- Daydreams are an inner world where we can rehearse the future and imagine new adventures without risk. Allowing the mind to roam freely can aid creativity—but only if we pay attention to the content of our daydreams.
- Neuroscientists have identified the “default network”—a web of brain regions that become active when we mentally drift away from the task at hand into our own reveries.
- When daydreaming turns addictive and compulsive, it can overwhelm normal functioning, impeding relationships and work.
When Rachel Stein (not her real name) was a small child, she would pace around in a circle shaking a string for hours at a time, mentally spinning intricate alternative plots for her favorite television shows. Usually she was the star—the imaginary seventh child in The Brady Bunch, for example. “Around the age of eight or nine, my older brother said, ‘You’re doing this on the front lawn, and the neighbors are looking at you. You just can’t do it anymore,’ ” Stein recalls. So

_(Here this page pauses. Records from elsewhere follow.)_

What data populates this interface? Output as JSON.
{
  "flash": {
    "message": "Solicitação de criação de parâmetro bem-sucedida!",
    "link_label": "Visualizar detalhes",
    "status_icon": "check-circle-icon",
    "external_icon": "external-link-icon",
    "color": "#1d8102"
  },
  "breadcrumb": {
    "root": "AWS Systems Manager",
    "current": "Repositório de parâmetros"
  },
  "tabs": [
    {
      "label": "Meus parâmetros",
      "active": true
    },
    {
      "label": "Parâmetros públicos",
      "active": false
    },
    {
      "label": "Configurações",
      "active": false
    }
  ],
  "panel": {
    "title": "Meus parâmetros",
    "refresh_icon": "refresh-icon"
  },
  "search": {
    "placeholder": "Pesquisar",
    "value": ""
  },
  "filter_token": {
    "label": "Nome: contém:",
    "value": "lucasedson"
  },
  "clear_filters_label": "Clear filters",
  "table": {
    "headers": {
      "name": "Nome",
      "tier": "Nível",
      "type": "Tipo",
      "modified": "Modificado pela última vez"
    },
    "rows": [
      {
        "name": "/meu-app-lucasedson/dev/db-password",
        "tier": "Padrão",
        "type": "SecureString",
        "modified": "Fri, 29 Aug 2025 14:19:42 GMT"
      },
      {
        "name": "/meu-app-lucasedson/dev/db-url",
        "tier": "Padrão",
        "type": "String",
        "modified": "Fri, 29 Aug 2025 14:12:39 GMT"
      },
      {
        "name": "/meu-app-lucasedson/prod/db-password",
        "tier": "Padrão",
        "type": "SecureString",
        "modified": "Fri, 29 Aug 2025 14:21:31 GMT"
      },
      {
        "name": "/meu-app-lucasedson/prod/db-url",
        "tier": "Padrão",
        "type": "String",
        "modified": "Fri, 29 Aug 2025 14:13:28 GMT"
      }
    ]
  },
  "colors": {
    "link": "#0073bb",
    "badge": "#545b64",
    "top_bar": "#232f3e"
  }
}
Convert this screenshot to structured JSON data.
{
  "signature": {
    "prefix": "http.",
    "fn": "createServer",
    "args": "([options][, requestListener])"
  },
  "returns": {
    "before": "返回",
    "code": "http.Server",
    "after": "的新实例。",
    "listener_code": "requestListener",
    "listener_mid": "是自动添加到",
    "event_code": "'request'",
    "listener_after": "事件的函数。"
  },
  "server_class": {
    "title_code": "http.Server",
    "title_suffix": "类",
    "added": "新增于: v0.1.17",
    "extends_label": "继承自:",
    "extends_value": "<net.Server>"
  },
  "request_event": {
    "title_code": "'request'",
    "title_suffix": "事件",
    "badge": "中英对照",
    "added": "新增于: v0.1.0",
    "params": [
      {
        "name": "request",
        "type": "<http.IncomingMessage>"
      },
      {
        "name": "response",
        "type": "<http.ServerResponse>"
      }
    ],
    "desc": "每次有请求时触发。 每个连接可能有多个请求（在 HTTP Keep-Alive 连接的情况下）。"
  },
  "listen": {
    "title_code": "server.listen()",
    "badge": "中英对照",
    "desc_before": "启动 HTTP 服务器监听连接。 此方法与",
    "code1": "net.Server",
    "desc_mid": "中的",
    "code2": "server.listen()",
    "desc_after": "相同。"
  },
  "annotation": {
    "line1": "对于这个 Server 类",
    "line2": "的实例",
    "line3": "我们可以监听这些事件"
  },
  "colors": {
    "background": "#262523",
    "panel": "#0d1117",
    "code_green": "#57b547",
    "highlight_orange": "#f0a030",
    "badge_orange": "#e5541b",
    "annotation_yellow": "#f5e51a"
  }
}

she retreated to her bedroom, reveling in her elaborate reveries alone. As she grew older, the television shows changed—first General Hospital, then The West Wing—but her intense need to immerse herself in her imaginary world did not.